───── RECORDS PROVIDED

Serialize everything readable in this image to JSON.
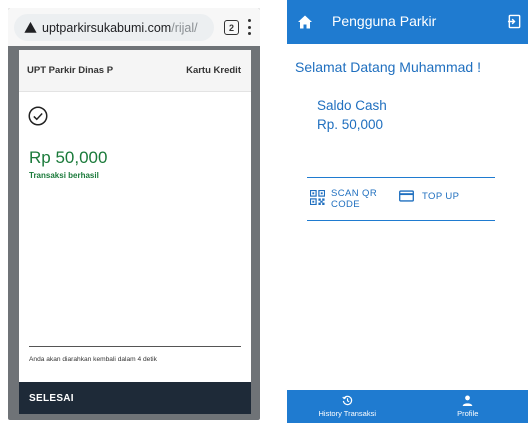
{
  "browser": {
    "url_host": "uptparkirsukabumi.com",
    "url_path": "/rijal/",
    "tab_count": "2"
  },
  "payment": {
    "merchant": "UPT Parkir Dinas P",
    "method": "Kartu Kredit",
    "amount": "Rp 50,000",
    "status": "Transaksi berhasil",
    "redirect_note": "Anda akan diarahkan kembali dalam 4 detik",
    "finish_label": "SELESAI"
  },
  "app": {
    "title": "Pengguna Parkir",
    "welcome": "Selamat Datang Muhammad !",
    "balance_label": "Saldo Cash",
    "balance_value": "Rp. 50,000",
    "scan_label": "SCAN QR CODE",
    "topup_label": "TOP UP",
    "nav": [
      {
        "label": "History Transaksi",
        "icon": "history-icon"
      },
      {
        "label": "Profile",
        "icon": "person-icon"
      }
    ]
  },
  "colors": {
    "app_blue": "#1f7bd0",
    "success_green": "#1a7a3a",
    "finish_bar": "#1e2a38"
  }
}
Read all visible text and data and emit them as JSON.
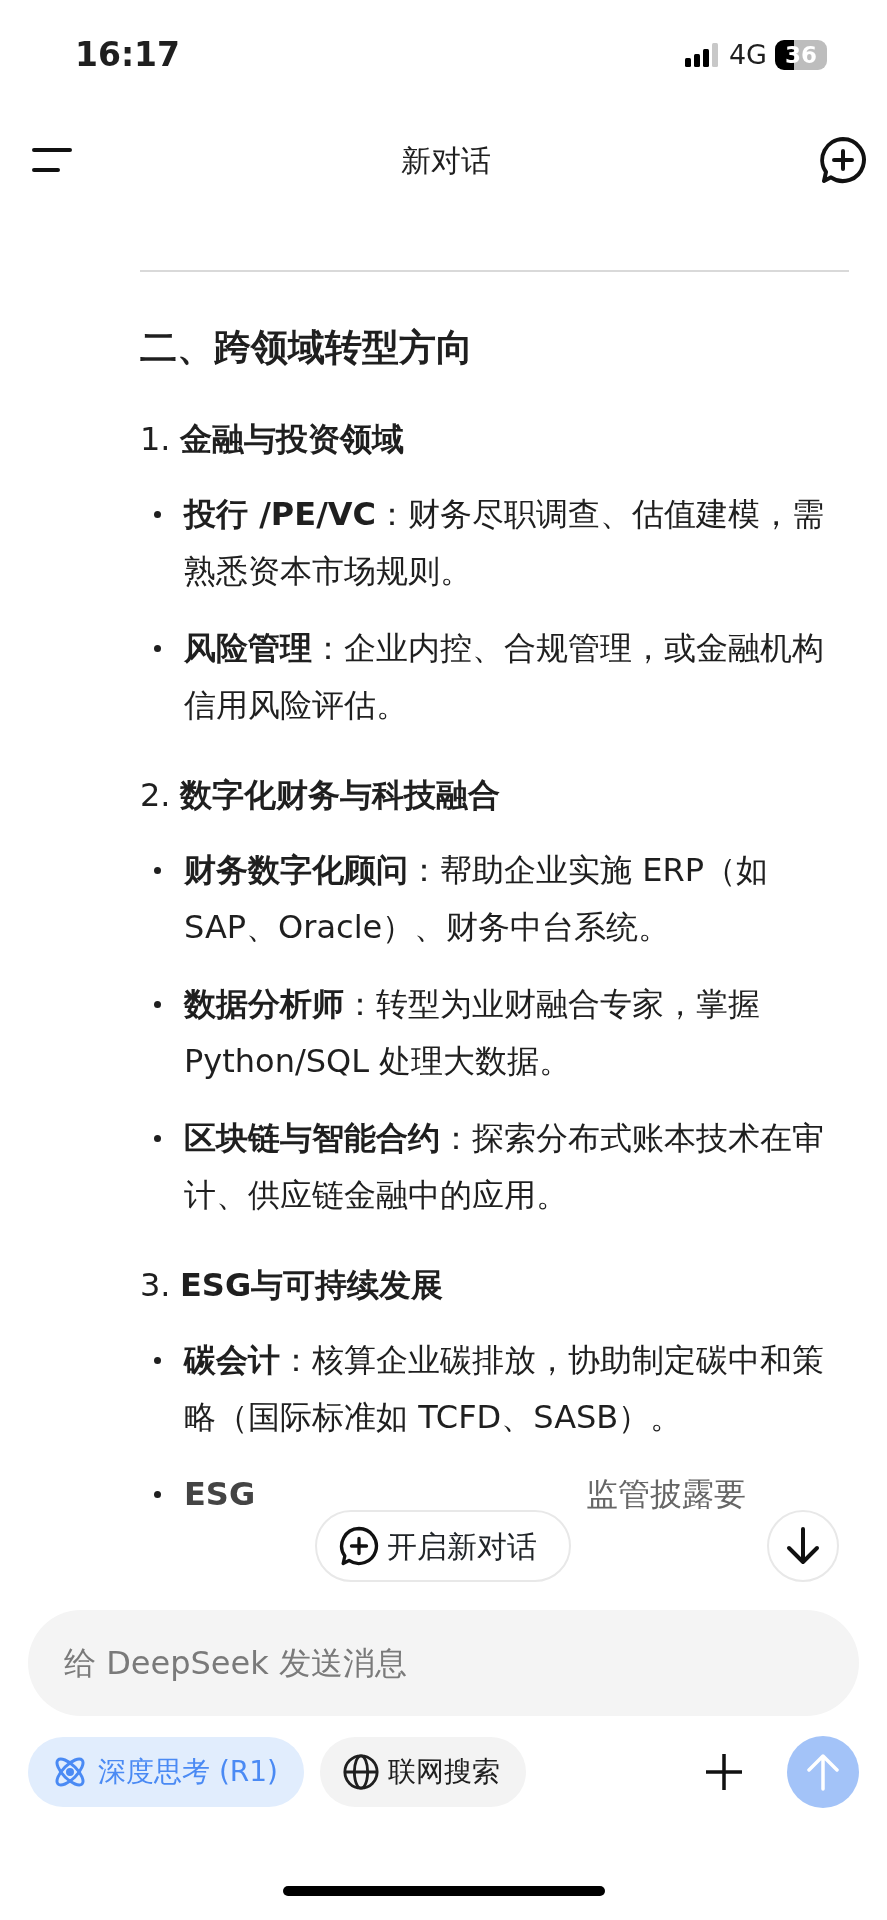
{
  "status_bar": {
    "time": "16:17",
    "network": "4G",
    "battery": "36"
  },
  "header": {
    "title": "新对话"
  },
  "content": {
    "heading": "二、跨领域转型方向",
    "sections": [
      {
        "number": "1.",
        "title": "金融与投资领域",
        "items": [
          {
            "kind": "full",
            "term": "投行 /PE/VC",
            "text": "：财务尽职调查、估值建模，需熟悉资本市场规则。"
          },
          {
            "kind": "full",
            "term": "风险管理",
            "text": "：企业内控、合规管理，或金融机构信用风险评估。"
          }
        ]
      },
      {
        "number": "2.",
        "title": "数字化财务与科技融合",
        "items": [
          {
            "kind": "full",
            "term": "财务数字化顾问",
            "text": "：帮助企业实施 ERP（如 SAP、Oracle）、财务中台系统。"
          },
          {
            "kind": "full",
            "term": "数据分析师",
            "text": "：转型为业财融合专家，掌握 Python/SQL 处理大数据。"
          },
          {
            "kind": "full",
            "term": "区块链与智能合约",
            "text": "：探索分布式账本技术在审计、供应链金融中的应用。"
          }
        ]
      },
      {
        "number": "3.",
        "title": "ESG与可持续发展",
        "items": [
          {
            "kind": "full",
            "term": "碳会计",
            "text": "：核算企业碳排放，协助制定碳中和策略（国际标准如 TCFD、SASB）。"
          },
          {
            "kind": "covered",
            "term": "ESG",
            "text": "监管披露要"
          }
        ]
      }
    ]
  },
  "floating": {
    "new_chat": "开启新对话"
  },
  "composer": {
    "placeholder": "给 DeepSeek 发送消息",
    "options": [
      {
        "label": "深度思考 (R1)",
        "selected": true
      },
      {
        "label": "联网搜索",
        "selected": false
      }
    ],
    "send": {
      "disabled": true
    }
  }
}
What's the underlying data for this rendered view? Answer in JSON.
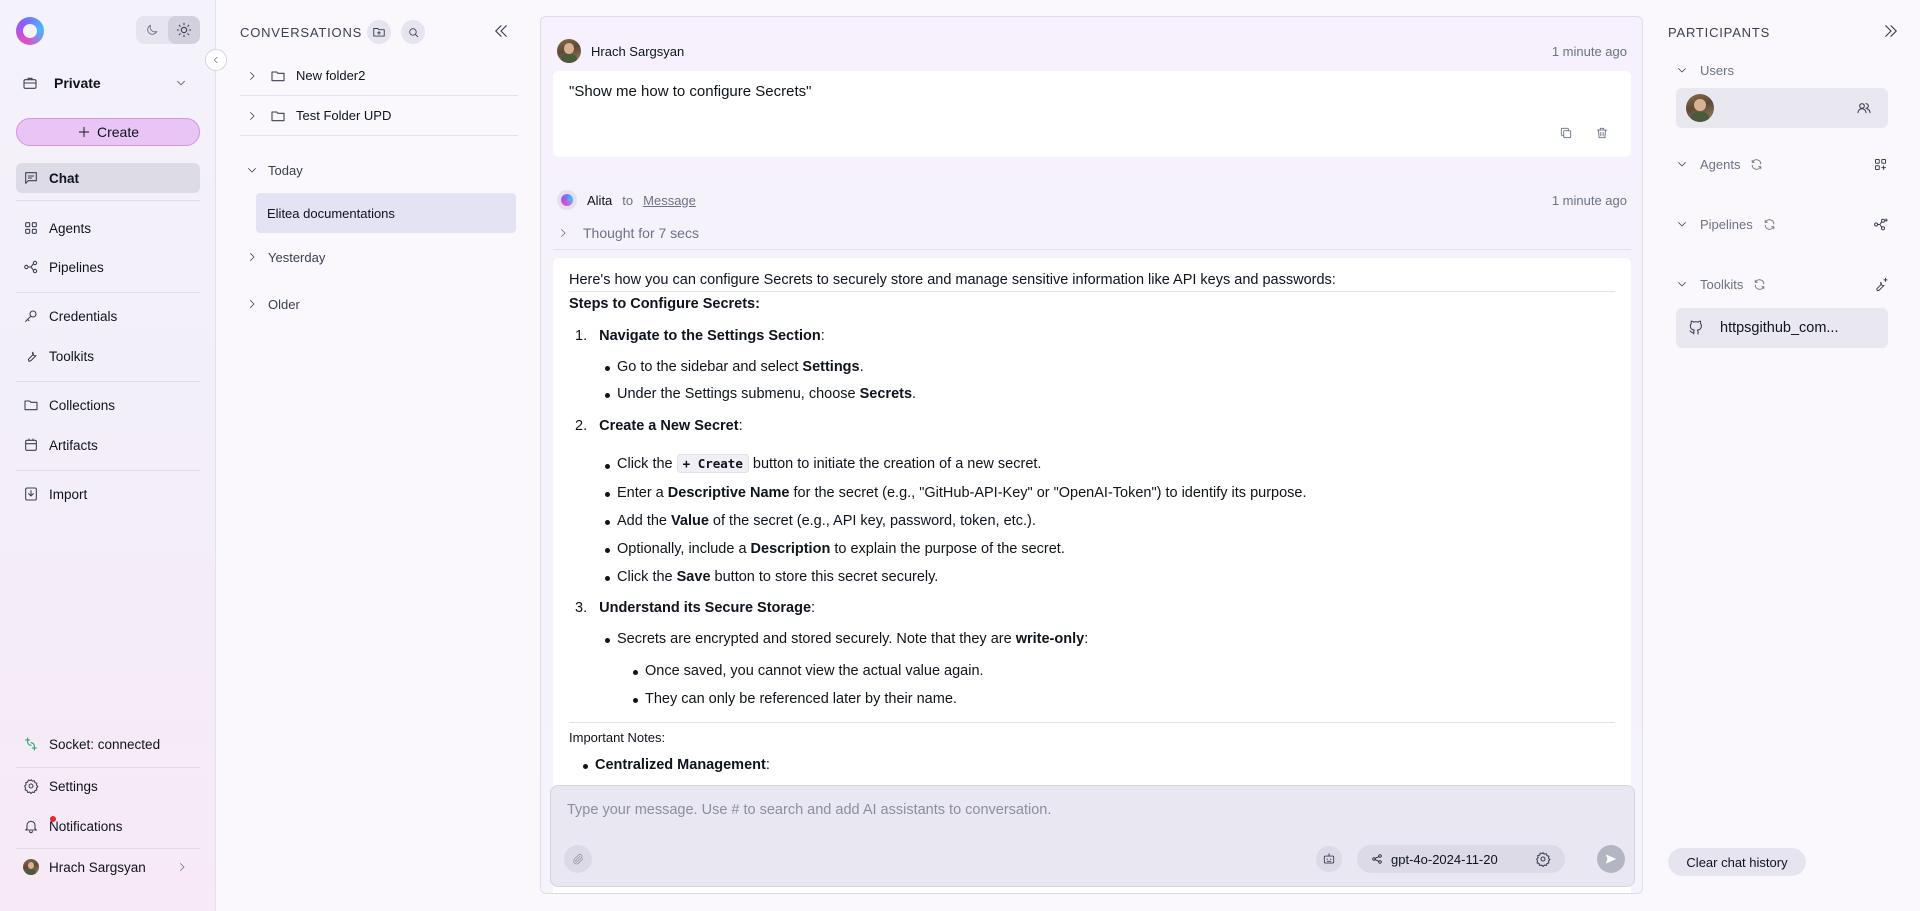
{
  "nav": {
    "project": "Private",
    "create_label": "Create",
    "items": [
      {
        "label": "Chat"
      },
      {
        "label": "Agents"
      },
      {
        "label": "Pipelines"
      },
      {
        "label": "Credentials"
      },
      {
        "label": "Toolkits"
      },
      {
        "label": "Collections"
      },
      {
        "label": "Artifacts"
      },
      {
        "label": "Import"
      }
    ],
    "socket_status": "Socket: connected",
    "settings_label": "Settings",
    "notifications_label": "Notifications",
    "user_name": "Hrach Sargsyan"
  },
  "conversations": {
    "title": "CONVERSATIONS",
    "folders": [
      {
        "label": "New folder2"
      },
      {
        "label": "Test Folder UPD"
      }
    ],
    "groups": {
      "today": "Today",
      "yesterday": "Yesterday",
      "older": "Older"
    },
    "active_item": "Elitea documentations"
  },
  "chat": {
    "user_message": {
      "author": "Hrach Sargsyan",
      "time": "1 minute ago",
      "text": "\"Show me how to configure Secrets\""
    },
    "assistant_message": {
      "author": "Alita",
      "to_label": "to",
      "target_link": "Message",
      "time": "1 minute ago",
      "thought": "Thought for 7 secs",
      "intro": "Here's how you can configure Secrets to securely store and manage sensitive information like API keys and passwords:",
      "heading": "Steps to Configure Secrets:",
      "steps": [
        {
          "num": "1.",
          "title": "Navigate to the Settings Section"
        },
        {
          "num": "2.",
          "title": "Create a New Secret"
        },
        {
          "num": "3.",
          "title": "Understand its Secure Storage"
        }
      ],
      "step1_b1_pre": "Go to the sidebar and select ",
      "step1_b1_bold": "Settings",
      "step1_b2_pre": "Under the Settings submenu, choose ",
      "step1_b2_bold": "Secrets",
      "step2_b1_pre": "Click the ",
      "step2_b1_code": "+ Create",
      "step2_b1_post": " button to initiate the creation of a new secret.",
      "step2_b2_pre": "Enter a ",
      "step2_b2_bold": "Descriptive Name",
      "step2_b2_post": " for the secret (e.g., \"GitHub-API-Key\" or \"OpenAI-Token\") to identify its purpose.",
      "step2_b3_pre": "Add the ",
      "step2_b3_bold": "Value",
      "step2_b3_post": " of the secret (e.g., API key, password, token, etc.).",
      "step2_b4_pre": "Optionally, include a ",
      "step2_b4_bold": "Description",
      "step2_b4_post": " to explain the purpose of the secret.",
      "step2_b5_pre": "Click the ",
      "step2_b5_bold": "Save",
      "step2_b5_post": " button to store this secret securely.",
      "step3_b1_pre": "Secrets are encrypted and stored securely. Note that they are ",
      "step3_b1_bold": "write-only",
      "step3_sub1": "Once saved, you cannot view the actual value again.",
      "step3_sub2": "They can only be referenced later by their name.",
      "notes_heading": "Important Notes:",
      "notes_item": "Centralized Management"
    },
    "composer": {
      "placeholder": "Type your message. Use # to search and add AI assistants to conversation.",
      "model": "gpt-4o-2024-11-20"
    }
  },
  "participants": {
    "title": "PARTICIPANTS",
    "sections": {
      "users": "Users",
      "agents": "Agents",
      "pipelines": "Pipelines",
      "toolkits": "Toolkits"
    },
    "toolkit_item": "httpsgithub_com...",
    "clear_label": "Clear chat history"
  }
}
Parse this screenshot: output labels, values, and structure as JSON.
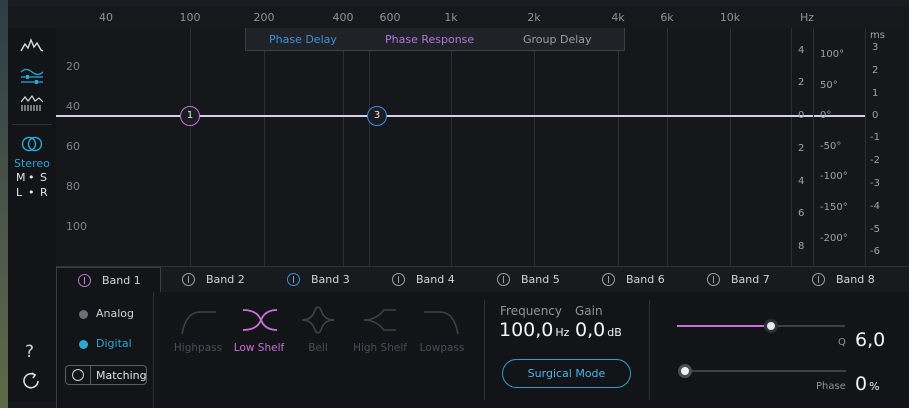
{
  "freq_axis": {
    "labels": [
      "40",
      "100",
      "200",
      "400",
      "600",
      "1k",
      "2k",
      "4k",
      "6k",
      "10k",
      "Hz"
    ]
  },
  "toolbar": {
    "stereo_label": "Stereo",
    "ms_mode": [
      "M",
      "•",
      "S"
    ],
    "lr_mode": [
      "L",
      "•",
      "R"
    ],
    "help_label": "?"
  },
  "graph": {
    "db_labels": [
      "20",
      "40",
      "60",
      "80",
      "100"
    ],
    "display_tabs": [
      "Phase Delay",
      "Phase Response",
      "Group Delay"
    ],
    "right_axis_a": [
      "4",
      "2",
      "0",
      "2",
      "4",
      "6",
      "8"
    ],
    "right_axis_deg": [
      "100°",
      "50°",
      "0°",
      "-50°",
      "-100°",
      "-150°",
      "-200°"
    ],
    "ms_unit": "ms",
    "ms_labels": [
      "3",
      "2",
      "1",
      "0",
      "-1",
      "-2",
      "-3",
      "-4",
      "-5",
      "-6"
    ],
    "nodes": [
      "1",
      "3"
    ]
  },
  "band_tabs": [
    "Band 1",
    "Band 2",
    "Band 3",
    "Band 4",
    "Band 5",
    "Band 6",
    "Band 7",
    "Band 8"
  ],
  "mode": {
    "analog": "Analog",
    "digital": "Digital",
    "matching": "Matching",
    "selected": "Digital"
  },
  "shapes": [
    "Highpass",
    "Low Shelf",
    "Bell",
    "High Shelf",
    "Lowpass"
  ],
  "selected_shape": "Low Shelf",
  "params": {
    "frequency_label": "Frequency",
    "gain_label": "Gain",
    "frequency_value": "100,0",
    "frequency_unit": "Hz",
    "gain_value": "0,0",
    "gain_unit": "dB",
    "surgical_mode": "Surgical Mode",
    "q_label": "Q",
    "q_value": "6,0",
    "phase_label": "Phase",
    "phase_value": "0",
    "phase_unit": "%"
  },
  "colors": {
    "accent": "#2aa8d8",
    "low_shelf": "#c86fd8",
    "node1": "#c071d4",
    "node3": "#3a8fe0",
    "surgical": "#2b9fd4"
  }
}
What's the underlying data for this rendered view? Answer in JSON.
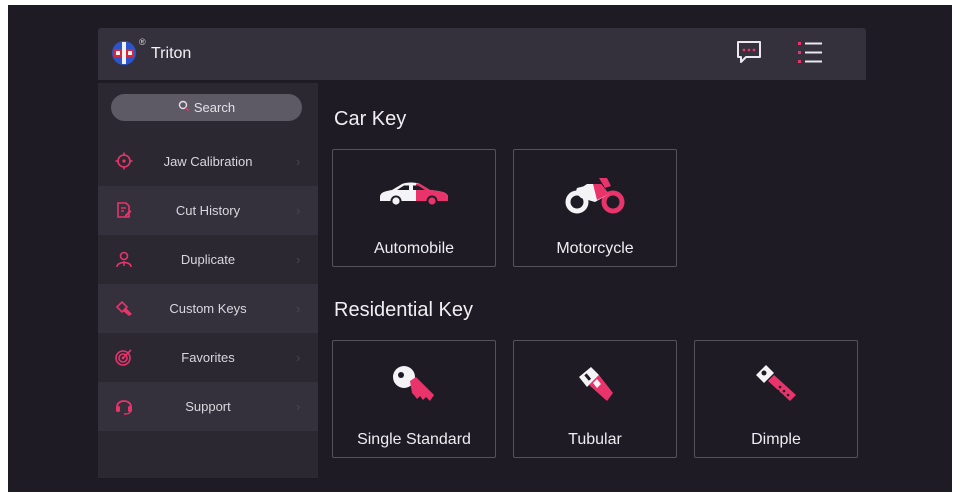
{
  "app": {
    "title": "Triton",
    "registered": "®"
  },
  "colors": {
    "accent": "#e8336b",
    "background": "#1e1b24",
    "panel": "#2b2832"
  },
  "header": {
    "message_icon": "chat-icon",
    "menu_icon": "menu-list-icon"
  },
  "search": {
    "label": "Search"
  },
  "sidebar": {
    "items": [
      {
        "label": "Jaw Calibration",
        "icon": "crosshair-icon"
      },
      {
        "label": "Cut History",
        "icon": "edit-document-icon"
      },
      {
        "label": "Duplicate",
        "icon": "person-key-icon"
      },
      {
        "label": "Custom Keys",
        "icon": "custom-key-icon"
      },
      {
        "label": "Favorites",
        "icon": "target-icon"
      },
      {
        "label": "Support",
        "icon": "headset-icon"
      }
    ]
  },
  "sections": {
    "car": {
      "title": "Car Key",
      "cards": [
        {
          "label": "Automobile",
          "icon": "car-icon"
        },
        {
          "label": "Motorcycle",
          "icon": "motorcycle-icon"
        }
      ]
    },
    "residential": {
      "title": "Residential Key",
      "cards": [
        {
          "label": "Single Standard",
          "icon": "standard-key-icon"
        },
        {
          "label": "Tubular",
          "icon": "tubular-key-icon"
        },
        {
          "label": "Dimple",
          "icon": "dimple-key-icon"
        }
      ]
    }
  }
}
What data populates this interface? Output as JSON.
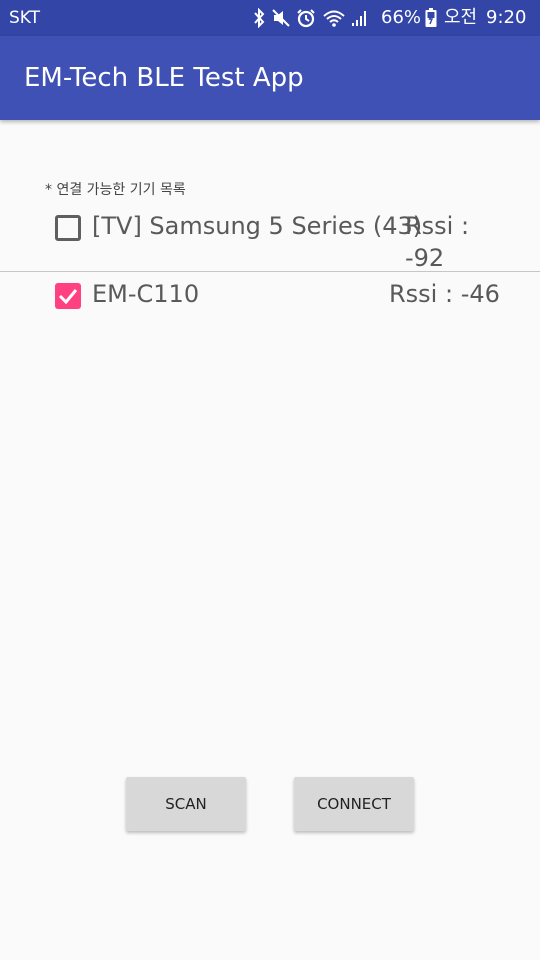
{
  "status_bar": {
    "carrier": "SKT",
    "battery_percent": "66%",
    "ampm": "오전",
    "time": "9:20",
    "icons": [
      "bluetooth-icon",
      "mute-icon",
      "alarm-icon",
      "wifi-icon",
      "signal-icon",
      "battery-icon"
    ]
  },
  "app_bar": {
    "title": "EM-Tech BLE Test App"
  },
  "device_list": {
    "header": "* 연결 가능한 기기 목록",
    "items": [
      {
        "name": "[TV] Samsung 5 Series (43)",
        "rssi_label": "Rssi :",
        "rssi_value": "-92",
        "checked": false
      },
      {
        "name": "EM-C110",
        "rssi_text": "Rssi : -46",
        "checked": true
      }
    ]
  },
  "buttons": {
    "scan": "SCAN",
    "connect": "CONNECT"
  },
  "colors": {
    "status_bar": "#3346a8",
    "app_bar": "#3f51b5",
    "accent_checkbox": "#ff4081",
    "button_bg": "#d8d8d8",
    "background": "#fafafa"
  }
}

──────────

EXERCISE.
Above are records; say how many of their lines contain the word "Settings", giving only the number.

ANSWER SPACE.
4